Cultural Origins of Democracy in the West
F 2017

Recent events lead us to reexamine our understanding of the concept of "Democracy."  The term is defined in many different ways.  It was reviled for most of history.  While  Democracy has been defined as a “universal value,” in today’s world, is that really the case? The author of our core book guides us through the history of the concept from ancient Greece through the Nineteenth Century.  He reviews relevant historical, philosophical and religious perspectives beginning with the ancient Greeks and moving to Montaigne, the religious wars of the Reformation era, the destruction of that same democratic impulse in the seventeenth-century English Civil War, rebirth in the British North American colonies and then the American, and French revolutions.  He posits that, contrary to the common view that modern Democracy does not arise until after the exclusion by the secularists of religion from the political discourse, the 16th and 17th century revival of interest in Jewish and Christian sources by Protestant theologians transformed political thought in several new dimensions

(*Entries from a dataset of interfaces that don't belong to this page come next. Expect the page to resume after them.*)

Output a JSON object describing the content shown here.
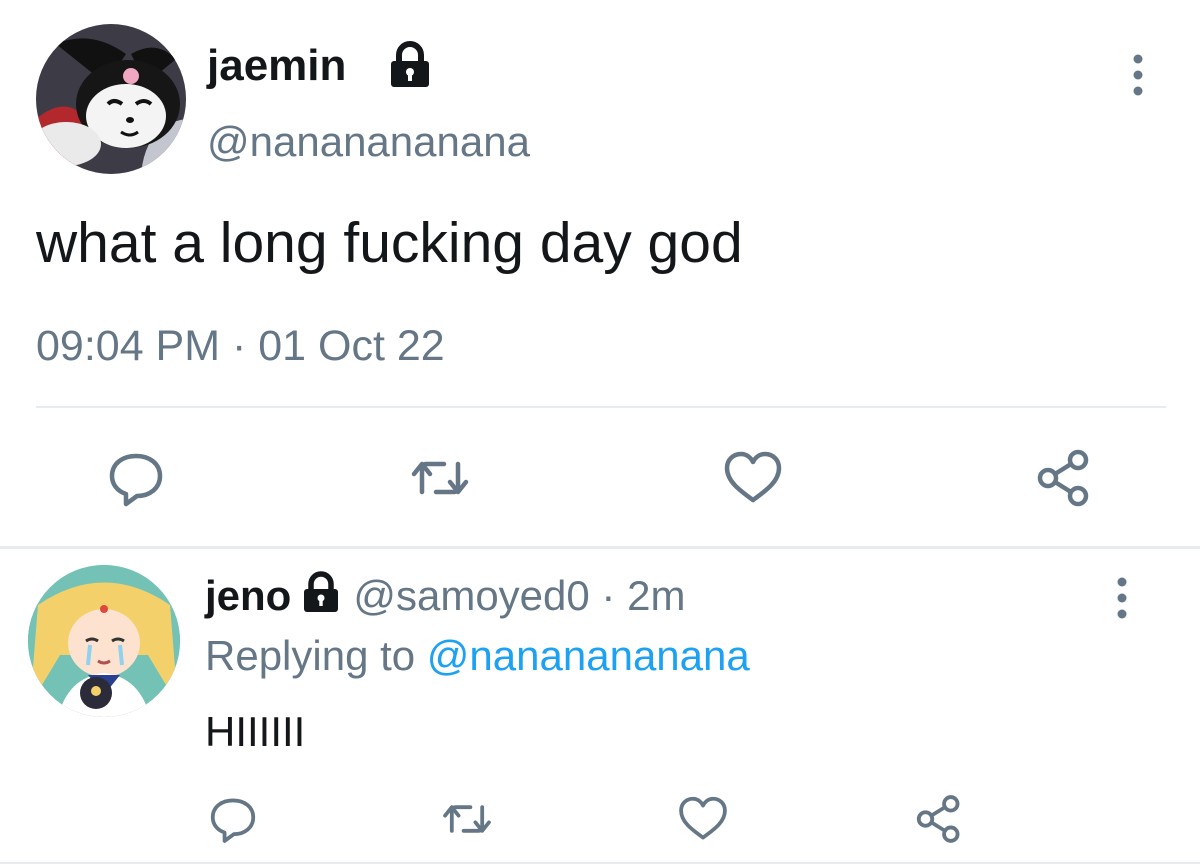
{
  "main_tweet": {
    "display_name": "jaemin",
    "handle": "@nananananana",
    "text": "what a long fucking day god",
    "timestamp": "09:04 PM · 01 Oct 22",
    "avatar_icon": "kuromi-avatar",
    "locked_icon": "lock-icon",
    "actions": [
      "reply-icon",
      "retweet-icon",
      "like-icon",
      "share-icon"
    ]
  },
  "reply": {
    "display_name": "jeno",
    "handle": "@samoyed0",
    "separator": " · ",
    "time_ago": "2m",
    "replying_prefix": "Replying to ",
    "replying_to": "@nananananana",
    "text": "HIIIIII",
    "avatar_icon": "sailor-moon-avatar",
    "locked_icon": "lock-icon",
    "actions": [
      "reply-icon",
      "retweet-icon",
      "like-icon",
      "share-icon"
    ]
  },
  "colors": {
    "text": "#14171a",
    "secondary": "#657786",
    "link": "#1da1f2",
    "divider": "#e6ecf0"
  }
}
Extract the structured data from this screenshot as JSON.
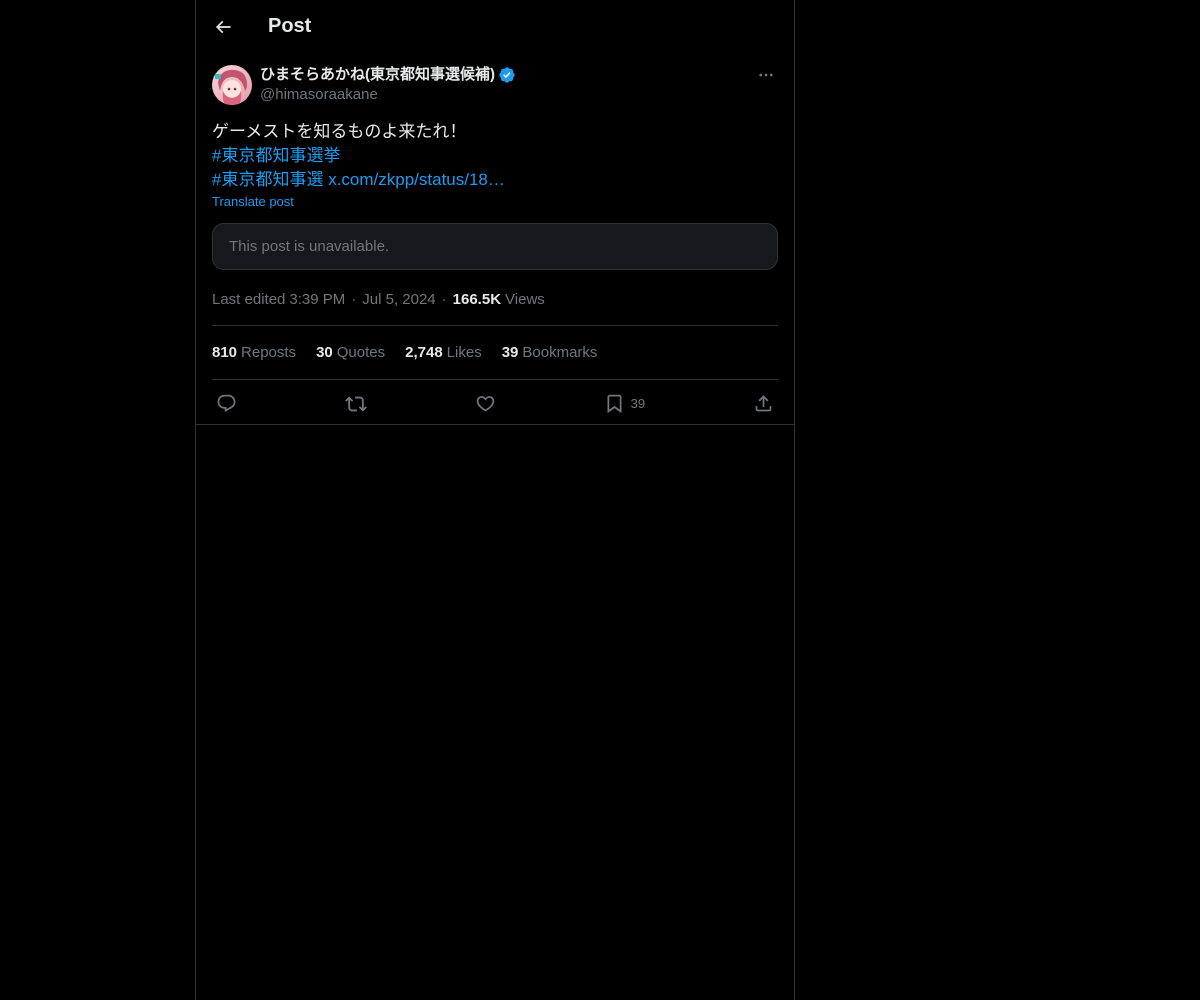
{
  "header": {
    "title": "Post",
    "back_icon": "arrow-left-icon"
  },
  "post": {
    "author": {
      "display_name": "ひまそらあかね(東京都知事選候補)",
      "handle": "@himasoraakane",
      "verified_color": "#1d9bf0"
    },
    "text_line1": "ゲーメストを知るものよ来たれ！",
    "hashtag1": "#東京都知事選挙",
    "hashtag2": "#東京都知事選",
    "link": "x.com/zkpp/status/18…",
    "translate_label": "Translate post",
    "quoted_unavailable": "This post is unavailable.",
    "meta": {
      "edited_prefix": "Last edited",
      "time": "3:39 PM",
      "date": "Jul 5, 2024",
      "views_count": "166.5K",
      "views_label": "Views"
    },
    "stats": {
      "reposts_count": "810",
      "reposts_label": "Reposts",
      "quotes_count": "30",
      "quotes_label": "Quotes",
      "likes_count": "2,748",
      "likes_label": "Likes",
      "bookmarks_count": "39",
      "bookmarks_label": "Bookmarks"
    },
    "actions": {
      "bookmark_count": "39"
    }
  },
  "colors": {
    "background": "#000000",
    "text_primary": "#e7e9ea",
    "text_secondary": "#71767b",
    "accent": "#1d9bf0",
    "border": "#2f3336"
  }
}
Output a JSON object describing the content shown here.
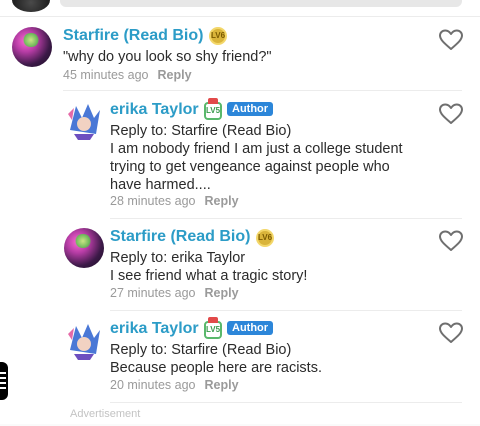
{
  "comments": [
    {
      "author": "Starfire (Read Bio)",
      "level_badge": "LV6",
      "is_author": false,
      "text": "\"why do you look so shy friend?\"",
      "time": "45 minutes ago",
      "reply_label": "Reply"
    },
    {
      "author": "erika Taylor",
      "level_badge": "LV5",
      "is_author": true,
      "author_badge": "Author",
      "reply_to": "Reply to: Starfire (Read Bio)",
      "text": "I am nobody friend I am just a college student\ntrying to get vengeance against people who\nhave harmed....",
      "time": "28 minutes ago",
      "reply_label": "Reply"
    },
    {
      "author": "Starfire (Read Bio)",
      "level_badge": "LV6",
      "is_author": false,
      "reply_to": "Reply to: erika Taylor",
      "text": "I see friend what a tragic story!",
      "time": "27 minutes ago",
      "reply_label": "Reply"
    },
    {
      "author": "erika Taylor",
      "level_badge": "LV5",
      "is_author": true,
      "author_badge": "Author",
      "reply_to": "Reply to: Starfire (Read Bio)",
      "text": "Because people here are racists.",
      "time": "20 minutes ago",
      "reply_label": "Reply"
    }
  ],
  "advertisement_label": "Advertisement",
  "colors": {
    "username": "#2c9cc7",
    "author_badge": "#2c86d9",
    "meta_text": "#9a9a9a",
    "divider": "#ececec"
  },
  "icons": [
    "heart-outline-icon",
    "level-badge-icon",
    "menu-icon"
  ]
}
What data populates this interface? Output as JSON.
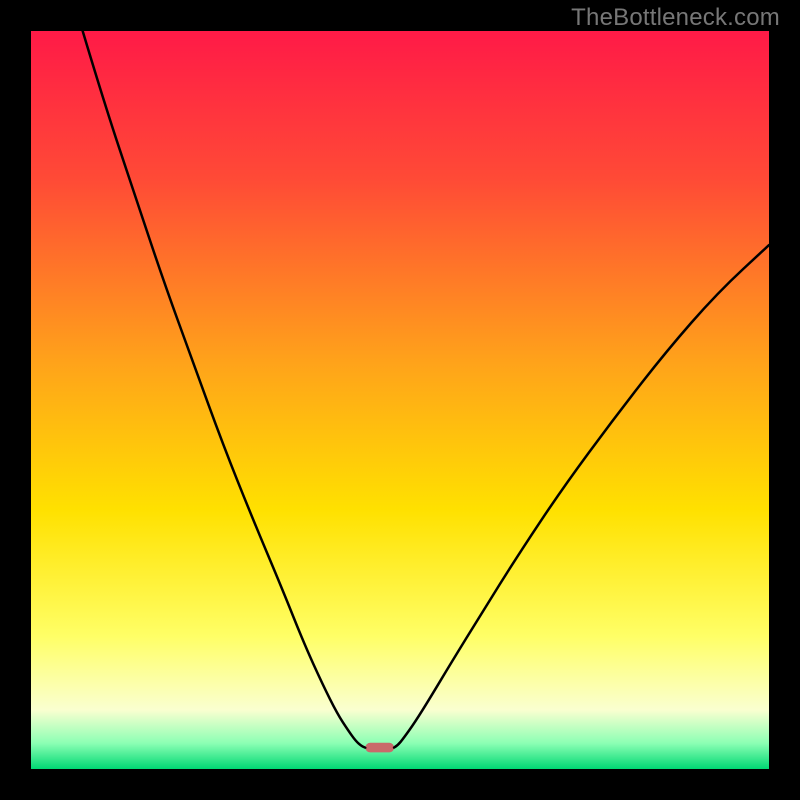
{
  "attribution": "TheBottleneck.com",
  "chart_data": {
    "type": "line",
    "title": "",
    "xlabel": "",
    "ylabel": "",
    "xlim": [
      0,
      100
    ],
    "ylim": [
      0,
      100
    ],
    "axes_visible": false,
    "background_gradient_stops": [
      {
        "offset": 0.0,
        "color": "#ff1a47"
      },
      {
        "offset": 0.2,
        "color": "#ff4a36"
      },
      {
        "offset": 0.45,
        "color": "#ffa31a"
      },
      {
        "offset": 0.65,
        "color": "#ffe100"
      },
      {
        "offset": 0.82,
        "color": "#ffff66"
      },
      {
        "offset": 0.92,
        "color": "#faffd0"
      },
      {
        "offset": 0.965,
        "color": "#8cffb4"
      },
      {
        "offset": 1.0,
        "color": "#00d873"
      }
    ],
    "series": [
      {
        "name": "left-curve",
        "color": "#000000",
        "x": [
          7,
          10,
          14,
          18,
          22,
          26,
          30,
          34,
          37,
          39.5,
          41.5,
          43,
          44,
          44.8,
          45.3
        ],
        "y": [
          100,
          90,
          78,
          66,
          55,
          44,
          34,
          24.5,
          17,
          11.5,
          7.5,
          5.2,
          3.8,
          3.1,
          2.9
        ]
      },
      {
        "name": "right-curve",
        "color": "#000000",
        "x": [
          49.2,
          49.7,
          50.5,
          52,
          54,
          57,
          61,
          66,
          72,
          79,
          86,
          93,
          100
        ],
        "y": [
          2.9,
          3.2,
          4.2,
          6.3,
          9.5,
          14.5,
          21,
          29,
          38,
          47.5,
          56.5,
          64.5,
          71
        ]
      }
    ],
    "marker": {
      "name": "bottom-marker",
      "color": "#c96a6a",
      "x_center": 47.25,
      "width_pct": 3.9,
      "y_center": 2.9,
      "height_pct": 1.3
    }
  }
}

The SDG is a follow-up to "Democracies in Crisis," offered in Winter 2017.